  • Sim

    No he was a black panther member/ supporter? The group people argued atfer Beyonce’s half time show was ” just civil rights group”

  • Cruizin1960

    What I KNOW is what the standard procedure is when a firearm is involved. The police officer would never have permitted him to reach for anything in his pocket. The police officer would have retrieved the firearm…would have requested that the man step out of the car…would have demanded that he keep his hands in plain sight. THAT is what they are trained to do. The officer is clearly saying that he told him to NOT reach into his pocket. Sorry, but based on my knowledge of police procedure — You are way off base.

    Fear of being shot for a police officer does not change based on the race of the person with the gun. An officer does not know the person they pull over. They do not know their intentions. It is all quite easy after the fact when you know who he was and what he did for a career, etc., but that is not known to the officer who is at a car window who has been informed that a weapon is present.

  • Sim

    No just his criminal record. And both were gang members according to their FB pages.
    Sterling a Blood and Castile a Crip.

    Both were armed and one resisting a arrest and the other not following police orders while he had gun in his lap .

  • Sim

    Actually not only will he not be charged, the killing is justified Police aren’t on suicide mission when they put on a badge.

    You don’t keep a armed gun in you lap when a cop pulls you over. And then don’t follow his orders to letter.

  • Gina

    Coulda, woulda, shoulda. As frazzled, shaken up, and inexperienced as the cop seemed, I doubt very much that he even properly followed police protocol. He saw a black man, heard the word ‘gun’ and freaked the f*ck out.

  • Gina

    There are two sides to EVERY story. A cops word isn’t gospel. I really don’t give a damn if the officer was Asian or Mexican, that doesn’t mean he’s incapable of having racial prejudices against a black man.

  • Cruizin1960

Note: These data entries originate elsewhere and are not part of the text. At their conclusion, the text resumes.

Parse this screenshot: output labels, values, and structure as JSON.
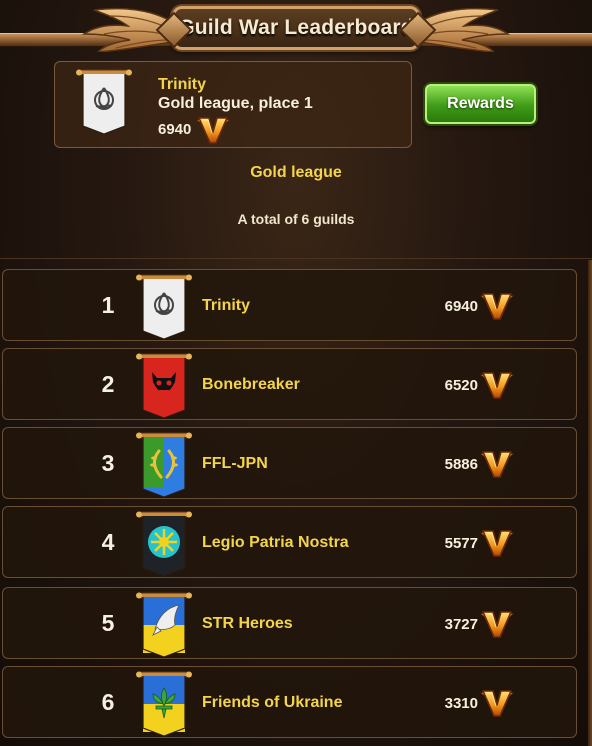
{
  "title": "Guild War Leaderboard",
  "my_guild": {
    "name": "Trinity",
    "league_place": "Gold league, place 1",
    "score": "6940",
    "banner": "white",
    "emblem": "triquetra-icon"
  },
  "rewards_label": "Rewards",
  "league": "Gold league",
  "total": "A total of 6 guilds",
  "score_icon": "v-wings-icon",
  "rows": [
    {
      "rank": "1",
      "name": "Trinity",
      "score": "6940",
      "banner": "white",
      "emblem": "triquetra-icon"
    },
    {
      "rank": "2",
      "name": "Bonebreaker",
      "score": "6520",
      "banner": "red",
      "emblem": "demon-skull-icon"
    },
    {
      "rank": "3",
      "name": "FFL-JPN",
      "score": "5886",
      "banner": "green-blue",
      "emblem": "laurel-wreath-icon"
    },
    {
      "rank": "4",
      "name": "Legio Patria Nostra",
      "score": "5577",
      "banner": "black",
      "emblem": "sun-icon"
    },
    {
      "rank": "5",
      "name": "STR Heroes",
      "score": "3727",
      "banner": "blue-yellow",
      "emblem": "winged-bird-icon"
    },
    {
      "rank": "6",
      "name": "Friends of Ukraine",
      "score": "3310",
      "banner": "blue-yellow",
      "emblem": "fleur-de-lis-icon"
    }
  ],
  "colors": {
    "accent_text": "#f3d44a",
    "rewards_button": "#3f9b18"
  }
}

    Sure…you keep believing that if it helps you sleep at night…but it does make YOU a racist to insist that they only thing at play here was skin color.

  • Gina

    It makes YOU racist for not acknowledging that skin color is a factor. But whatever helps YOU sleep at night, honey.

  • Mike1288

    LOL cause police reports and convictions, etc. aren’t proof? LOL I can’t figure out if you’re joking or if you are the joke.

  • Michelle Eve

    Still no evidence. No References just talk. Good try at making a joke though. E for effort….

  • Michelle Eve

    Still no evidence just talk. Legally armed. As are many other people like pedophiles, do they deserved to be murdered without having their day in court? You would be laughed at in court…. Walk in with no evidence.